Segment Start: Raw data
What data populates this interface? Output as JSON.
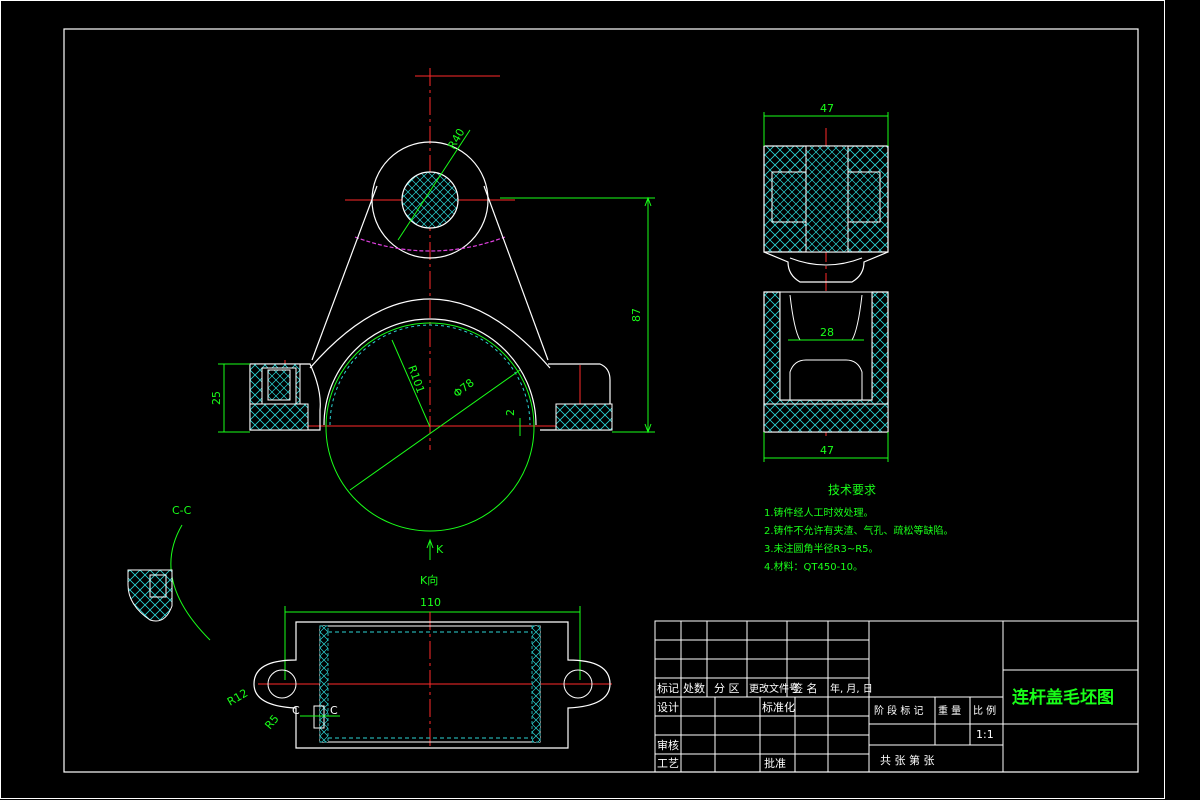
{
  "drawing": {
    "title": "连杆盖毛坯图",
    "scale": "1:1",
    "views": {
      "section_label": "C-C",
      "view_arrow_label": "K",
      "view_k_label": "K向"
    },
    "dimensions": {
      "d40": "R40",
      "r101": "R101",
      "d78": "Φ78",
      "h87": "87",
      "h25": "25",
      "gap2": "2",
      "w47_top": "47",
      "w28": "28",
      "w47_bottom": "47",
      "l110": "110",
      "r12": "R12",
      "r_small": "R5",
      "c_left": "C",
      "c_right": "C"
    },
    "tech_requirements": {
      "heading": "技术要求",
      "items": [
        "1.铸件经人工时效处理。",
        "2.铸件不允许有夹渣、气孔、疏松等缺陷。",
        "3.未注圆角半径R3~R5。",
        "4.材料：QT450-10。"
      ]
    },
    "title_block": {
      "row_headers": [
        "标记",
        "处数",
        "分 区",
        "更改文件号",
        "签 名",
        "年, 月, 日"
      ],
      "design": "设计",
      "standardization": "标准化",
      "review": "审核",
      "process": "工艺",
      "approve": "批准",
      "stage_mark": "阶 段 标 记",
      "weight": "重 量",
      "ratio": "比 例",
      "sheets": "共   张   第   张"
    }
  }
}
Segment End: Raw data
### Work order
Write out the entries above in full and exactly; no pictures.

### Result for this task
What data populates this interface? Output as JSON.
{
  "drawing": {
    "title": "连杆盖毛坯图",
    "scale": "1:1",
    "views": {
      "section_label": "C-C",
      "view_arrow_label": "K",
      "view_k_label": "K向"
    },
    "dimensions": {
      "d40": "R40",
      "r101": "R101",
      "d78": "Φ78",
      "h87": "87",
      "h25": "25",
      "gap2": "2",
      "w47_top": "47",
      "w28": "28",
      "w47_bottom": "47",
      "l110": "110",
      "r12": "R12",
      "r_small": "R5",
      "c_left": "C",
      "c_right": "C"
    },
    "tech_requirements": {
      "heading": "技术要求",
      "items": [
        "1.铸件经人工时效处理。",
        "2.铸件不允许有夹渣、气孔、疏松等缺陷。",
        "3.未注圆角半径R3~R5。",
        "4.材料：QT450-10。"
      ]
    },
    "title_block": {
      "row_headers": [
        "标记",
        "处数",
        "分 区",
        "更改文件号",
        "签 名",
        "年, 月, 日"
      ],
      "design": "设计",
      "standardization": "标准化",
      "review": "审核",
      "process": "工艺",
      "approve": "批准",
      "stage_mark": "阶 段 标 记",
      "weight": "重 量",
      "ratio": "比 例",
      "sheets": "共   张   第   张"
    }
  }
}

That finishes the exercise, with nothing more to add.